// How did you first start this, then getting into it full-time?
- J: Four years ago, when my dad was diagnosed with terminal cancer, I started creating with this medium as I found comfort in it. A simple LEGO set was what my parents gave me when I was a child, as a reward for topping my school in Primary 1. Since I was working freelance from Tan Tock Seng Hospital, where my dad was warded, I started creating with the LEGO Digital Designer software on my laptop. People saw my creations and asked me, “how much is this?” and “can you teach me how to do this?” So it started from there – workshops, creating building kits, designing all kinds of creations big and small for various clients. As of last year, I turned into a full-time artist.
// Bring us through your creative process
- J: In addition to commissioned work for clients, I get ideas all the time on what to build and a story to tell. So I narrow these ideas down and decide the order that I want to do the design for. Then I sketch to get a sense of the proportion and colours, and I experiment building at different scales to see which suits the subject best. When I’m happy with the sketch, I transfer it into the design software. To me it is efficient because I can change colours and parts easily, and I can use it to generate a list of parts needed. Then I build it out. During this process I often need to improvise or adjust the design and use of parts as I go. So it’s quite a fluid process, and it can take as long or as short as is needed for it to be good enough. There are designs that took me an entire year to complete, from concept to final build.
// Do you have a hard time finding different bricks?
- J: For this medium, I get almost all my parts online. Different projects require different parts, and I need to purchase these parts from different stores around the world. So it can be quite a hassle. At the same time I maintain my own inventory so that I can produce a working prototype almost instantly. Right now I have around 250,000 LEGO parts, which are sorted mainly by part and then by colour. This is important because I need to be able to build quickly as a full-time artist.
// What are some works you’ve done?
Dragon + Retro Playground
J: I grew up in Toa Payoh and I played in many of the retro playgrounds, so this is a tribute to my childhood. The building brick is a great medium that we can use to preserve our memories!
// Retro Typewriter

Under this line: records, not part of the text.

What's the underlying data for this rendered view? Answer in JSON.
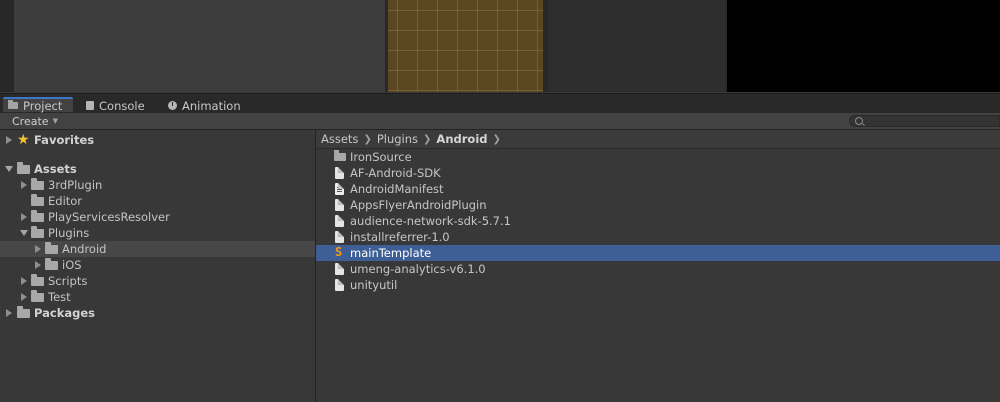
{
  "tabs": [
    {
      "label": "Project",
      "icon": "folder-icon",
      "active": true
    },
    {
      "label": "Console",
      "icon": "console-icon",
      "active": false
    },
    {
      "label": "Animation",
      "icon": "animation-icon",
      "active": false
    }
  ],
  "toolbar": {
    "create_label": "Create",
    "search_placeholder": ""
  },
  "tree": {
    "favorites": "Favorites",
    "assets": "Assets",
    "children": [
      "3rdPlugin",
      "Editor",
      "PlayServicesResolver",
      "Plugins"
    ],
    "plugins_children": [
      "Android",
      "iOS"
    ],
    "more": [
      "Scripts",
      "Test"
    ],
    "packages": "Packages"
  },
  "breadcrumb": [
    "Assets",
    "Plugins",
    "Android"
  ],
  "assets": [
    {
      "label": "IronSource",
      "icon": "folder-icon"
    },
    {
      "label": "AF-Android-SDK",
      "icon": "file-icon"
    },
    {
      "label": "AndroidManifest",
      "icon": "manifest-icon"
    },
    {
      "label": "AppsFlyerAndroidPlugin",
      "icon": "file-icon"
    },
    {
      "label": "audience-network-sdk-5.7.1",
      "icon": "file-icon"
    },
    {
      "label": "installreferrer-1.0",
      "icon": "file-icon"
    },
    {
      "label": "mainTemplate",
      "icon": "sublime-icon",
      "selected": true
    },
    {
      "label": "umeng-analytics-v6.1.0",
      "icon": "file-icon"
    },
    {
      "label": "unityutil",
      "icon": "file-icon"
    }
  ],
  "colors": {
    "selection": "#3e5f96",
    "tab_accent": "#3d77c6",
    "favorites_star": "#f1c232"
  }
}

- J: Small can be beautiful. This was my first creation that got featured in The Brothers Brick, the best LEGO blog on the web (my other creations featured include my Despicable Me Minion and R2-D2). I like to use this as an example of how we can use parts and techniques in unconventional ways to pack detail in a small build.
- J: I built this a few years ago after I landed in a wheelchair for the first time after an accident.

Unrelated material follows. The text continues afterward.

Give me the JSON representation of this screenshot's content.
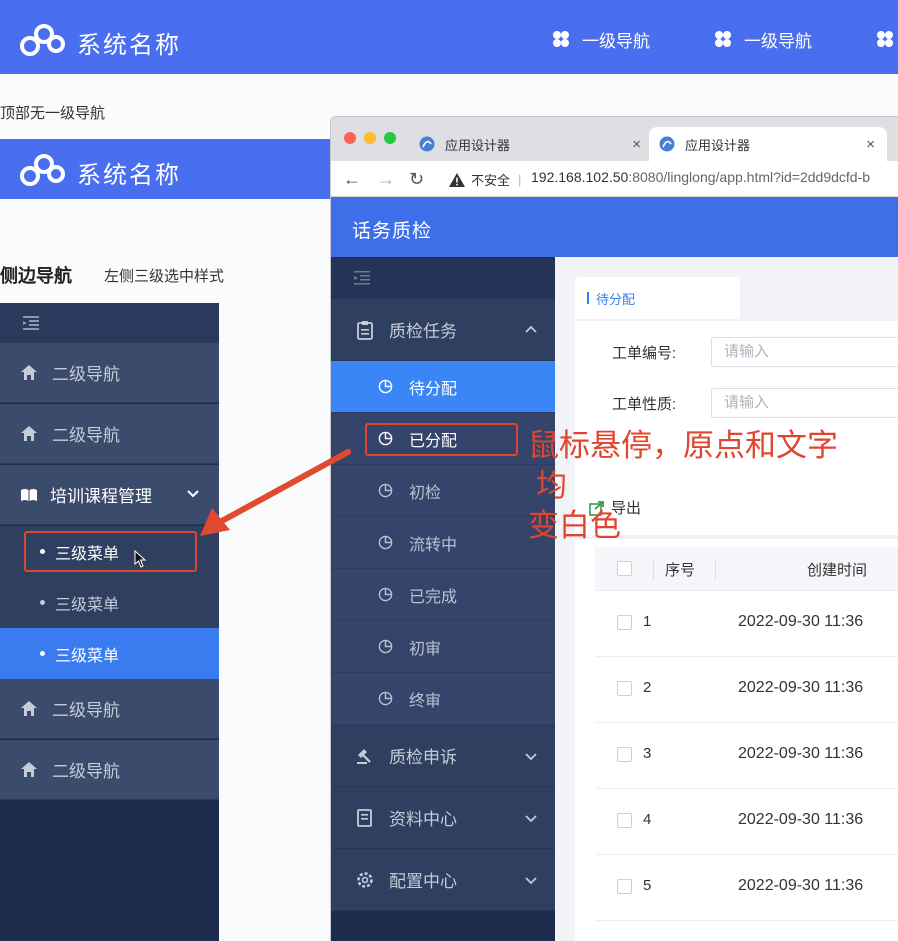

// Being a Brick Artist seems fun! What’s your daily routine like?
- J: Being a brick artist is rather cool, but not as glamorous as you might imagine. In the day I respond to emails and meet people, conduct workshops and come up with ideas for client projects. It is only at night, after I’m done with the housework and the kids are asleep, that I can focus on design and production work for the projects I’m working on. I have a long list of stories I want to tell with this medium, and it only gets longer by the day. In between I drink plenty of coffee to keep me going, even at night.
// What do you want readers to takeaway?
- J: Anyone can build with bricks. It’s not how many parts you have, it’s what you do with them. Use them to tell your own story. You just need to take the first step. Happy building!
Read on for some facts about Jeffrey the Brick Artist!
36 // Libra
Creative Approach // It’s all about the story
Fact // For every creation that I show you, there are many others that will probably never see light of day
Message // If my work puts a smile on your face, or make you think about what’s going on in the world, then I’ve done my job.
FUSSY // I am a purist when it comes to working with bricks. That means I don’t cut or paint bricks, and stickers and glue should never be used as a convenient substitute for technique. Building in this medium involves more problem solving than most people imagine.